● **Problem to work on**:
Before copying, set the pictures aside; then repeat every line below verbatim.

● **Records**:
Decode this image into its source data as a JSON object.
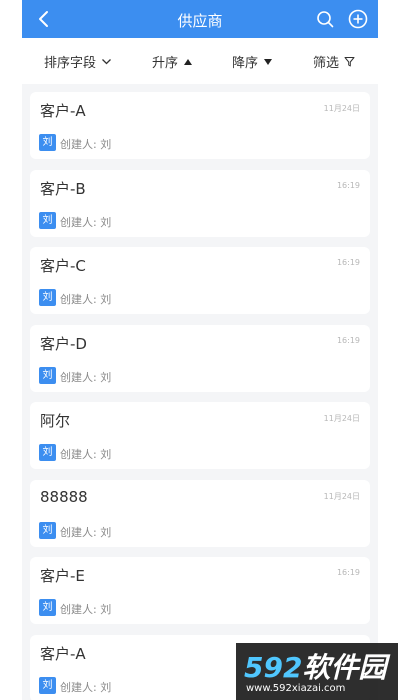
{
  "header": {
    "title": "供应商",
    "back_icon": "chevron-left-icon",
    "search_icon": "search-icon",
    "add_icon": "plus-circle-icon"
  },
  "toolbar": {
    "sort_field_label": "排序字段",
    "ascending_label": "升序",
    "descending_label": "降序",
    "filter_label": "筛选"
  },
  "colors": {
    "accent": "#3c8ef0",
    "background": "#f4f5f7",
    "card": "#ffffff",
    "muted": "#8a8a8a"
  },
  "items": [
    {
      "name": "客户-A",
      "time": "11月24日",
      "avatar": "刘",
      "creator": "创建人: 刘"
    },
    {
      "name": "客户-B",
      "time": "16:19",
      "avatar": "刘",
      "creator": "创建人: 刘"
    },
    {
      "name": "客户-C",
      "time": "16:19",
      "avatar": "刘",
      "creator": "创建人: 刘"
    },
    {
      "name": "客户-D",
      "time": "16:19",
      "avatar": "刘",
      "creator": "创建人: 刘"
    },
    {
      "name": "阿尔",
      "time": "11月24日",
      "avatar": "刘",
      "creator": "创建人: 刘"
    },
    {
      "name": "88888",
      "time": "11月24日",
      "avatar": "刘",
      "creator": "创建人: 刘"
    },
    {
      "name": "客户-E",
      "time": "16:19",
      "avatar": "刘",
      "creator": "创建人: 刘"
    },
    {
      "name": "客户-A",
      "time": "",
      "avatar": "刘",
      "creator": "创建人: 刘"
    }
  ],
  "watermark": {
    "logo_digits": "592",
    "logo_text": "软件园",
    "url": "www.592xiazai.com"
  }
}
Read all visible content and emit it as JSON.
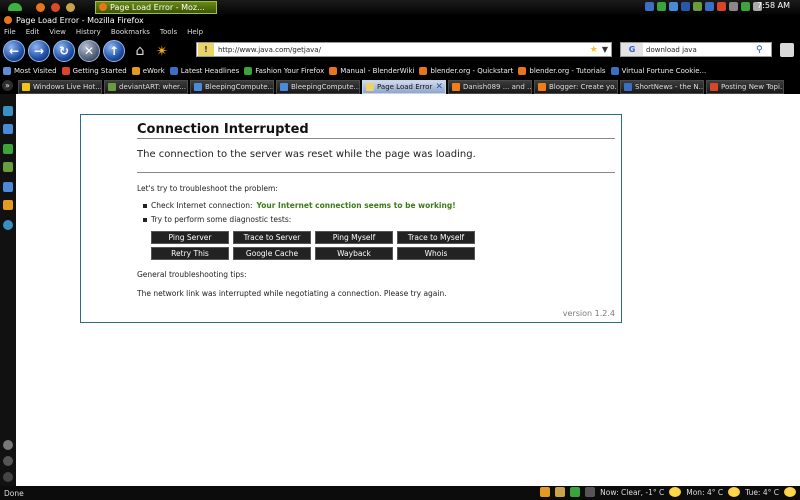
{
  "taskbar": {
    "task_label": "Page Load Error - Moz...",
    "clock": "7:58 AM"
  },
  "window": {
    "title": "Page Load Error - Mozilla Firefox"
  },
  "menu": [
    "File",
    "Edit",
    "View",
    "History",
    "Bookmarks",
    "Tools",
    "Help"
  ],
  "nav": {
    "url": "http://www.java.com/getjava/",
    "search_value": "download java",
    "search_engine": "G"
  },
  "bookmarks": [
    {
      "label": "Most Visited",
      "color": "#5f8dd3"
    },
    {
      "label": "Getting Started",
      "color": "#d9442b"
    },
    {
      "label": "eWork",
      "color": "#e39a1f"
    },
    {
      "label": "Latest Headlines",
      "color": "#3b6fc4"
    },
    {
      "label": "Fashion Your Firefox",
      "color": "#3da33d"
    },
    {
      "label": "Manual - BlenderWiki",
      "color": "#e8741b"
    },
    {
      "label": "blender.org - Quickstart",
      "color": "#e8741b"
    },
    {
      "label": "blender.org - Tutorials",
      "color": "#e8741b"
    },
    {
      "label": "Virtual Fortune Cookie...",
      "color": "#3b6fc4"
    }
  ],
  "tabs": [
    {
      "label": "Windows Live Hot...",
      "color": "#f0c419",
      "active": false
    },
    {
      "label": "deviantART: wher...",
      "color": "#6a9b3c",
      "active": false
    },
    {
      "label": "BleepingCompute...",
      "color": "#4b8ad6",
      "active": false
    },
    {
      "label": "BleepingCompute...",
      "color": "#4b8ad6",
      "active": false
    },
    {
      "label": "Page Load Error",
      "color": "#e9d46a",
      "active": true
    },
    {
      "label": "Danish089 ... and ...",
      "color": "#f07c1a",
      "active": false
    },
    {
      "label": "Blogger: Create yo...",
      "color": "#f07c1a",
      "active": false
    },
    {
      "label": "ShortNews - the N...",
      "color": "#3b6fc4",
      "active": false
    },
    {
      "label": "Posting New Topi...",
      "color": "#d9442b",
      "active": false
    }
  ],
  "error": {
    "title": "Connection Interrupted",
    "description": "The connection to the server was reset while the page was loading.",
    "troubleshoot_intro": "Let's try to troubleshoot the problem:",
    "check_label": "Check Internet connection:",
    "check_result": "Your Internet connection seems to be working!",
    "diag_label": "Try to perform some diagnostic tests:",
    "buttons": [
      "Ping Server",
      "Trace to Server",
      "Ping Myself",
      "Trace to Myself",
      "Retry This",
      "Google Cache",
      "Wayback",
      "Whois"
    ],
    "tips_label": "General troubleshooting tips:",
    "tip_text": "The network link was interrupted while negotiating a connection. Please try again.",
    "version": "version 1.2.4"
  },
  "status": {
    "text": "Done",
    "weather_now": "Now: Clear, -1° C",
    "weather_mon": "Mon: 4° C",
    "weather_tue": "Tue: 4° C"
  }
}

● **Answer to the problem**:
Decode this image into its source data as a JSON object.
{
  "header": {
    "title": "供应商",
    "back_icon": "chevron-left-icon",
    "search_icon": "search-icon",
    "add_icon": "plus-circle-icon"
  },
  "toolbar": {
    "sort_field_label": "排序字段",
    "ascending_label": "升序",
    "descending_label": "降序",
    "filter_label": "筛选"
  },
  "colors": {
    "accent": "#3c8ef0",
    "background": "#f4f5f7",
    "card": "#ffffff",
    "muted": "#8a8a8a"
  },
  "items": [
    {
      "name": "客户-A",
      "time": "11月24日",
      "avatar": "刘",
      "creator": "创建人: 刘"
    },
    {
      "name": "客户-B",
      "time": "16:19",
      "avatar": "刘",
      "creator": "创建人: 刘"
    },
    {
      "name": "客户-C",
      "time": "16:19",
      "avatar": "刘",
      "creator": "创建人: 刘"
    },
    {
      "name": "客户-D",
      "time": "16:19",
      "avatar": "刘",
      "creator": "创建人: 刘"
    },
    {
      "name": "阿尔",
      "time": "11月24日",
      "avatar": "刘",
      "creator": "创建人: 刘"
    },
    {
      "name": "88888",
      "time": "11月24日",
      "avatar": "刘",
      "creator": "创建人: 刘"
    },
    {
      "name": "客户-E",
      "time": "16:19",
      "avatar": "刘",
      "creator": "创建人: 刘"
    },
    {
      "name": "客户-A",
      "time": "",
      "avatar": "刘",
      "creator": "创建人: 刘"
    }
  ],
  "watermark": {
    "logo_digits": "592",
    "logo_text": "软件园",
    "url": "www.592xiazai.com"
  }
}
Read all visible content and emit it as JSON.
{
  "taskbar": {
    "task_label": "Page Load Error - Moz...",
    "clock": "7:58 AM"
  },
  "window": {
    "title": "Page Load Error - Mozilla Firefox"
  },
  "menu": [
    "File",
    "Edit",
    "View",
    "History",
    "Bookmarks",
    "Tools",
    "Help"
  ],
  "nav": {
    "url": "http://www.java.com/getjava/",
    "search_value": "download java",
    "search_engine": "G"
  },
  "bookmarks": [
    {
      "label": "Most Visited",
      "color": "#5f8dd3"
    },
    {
      "label": "Getting Started",
      "color": "#d9442b"
    },
    {
      "label": "eWork",
      "color": "#e39a1f"
    },
    {
      "label": "Latest Headlines",
      "color": "#3b6fc4"
    },
    {
      "label": "Fashion Your Firefox",
      "color": "#3da33d"
    },
    {
      "label": "Manual - BlenderWiki",
      "color": "#e8741b"
    },
    {
      "label": "blender.org - Quickstart",
      "color": "#e8741b"
    },
    {
      "label": "blender.org - Tutorials",
      "color": "#e8741b"
    },
    {
      "label": "Virtual Fortune Cookie...",
      "color": "#3b6fc4"
    }
  ],
  "tabs": [
    {
      "label": "Windows Live Hot...",
      "color": "#f0c419",
      "active": false
    },
    {
      "label": "deviantART: wher...",
      "color": "#6a9b3c",
      "active": false
    },
    {
      "label": "BleepingCompute...",
      "color": "#4b8ad6",
      "active": false
    },
    {
      "label": "BleepingCompute...",
      "color": "#4b8ad6",
      "active": false
    },
    {
      "label": "Page Load Error",
      "color": "#e9d46a",
      "active": true
    },
    {
      "label": "Danish089 ... and ...",
      "color": "#f07c1a",
      "active": false
    },
    {
      "label": "Blogger: Create yo...",
      "color": "#f07c1a",
      "active": false
    },
    {
      "label": "ShortNews - the N...",
      "color": "#3b6fc4",
      "active": false
    },
    {
      "label": "Posting New Topi...",
      "color": "#d9442b",
      "active": false
    }
  ],
  "error": {
    "title": "Connection Interrupted",
    "description": "The connection to the server was reset while the page was loading.",
    "troubleshoot_intro": "Let's try to troubleshoot the problem:",
    "check_label": "Check Internet connection:",
    "check_result": "Your Internet connection seems to be working!",
    "diag_label": "Try to perform some diagnostic tests:",
    "buttons": [
      "Ping Server",
      "Trace to Server",
      "Ping Myself",
      "Trace to Myself",
      "Retry This",
      "Google Cache",
      "Wayback",
      "Whois"
    ],
    "tips_label": "General troubleshooting tips:",
    "tip_text": "The network link was interrupted while negotiating a connection. Please try again.",
    "version": "version 1.2.4"
  },
  "status": {
    "text": "Done",
    "weather_now": "Now: Clear, -1° C",
    "weather_mon": "Mon: 4° C",
    "weather_tue": "Tue: 4° C"
  }
}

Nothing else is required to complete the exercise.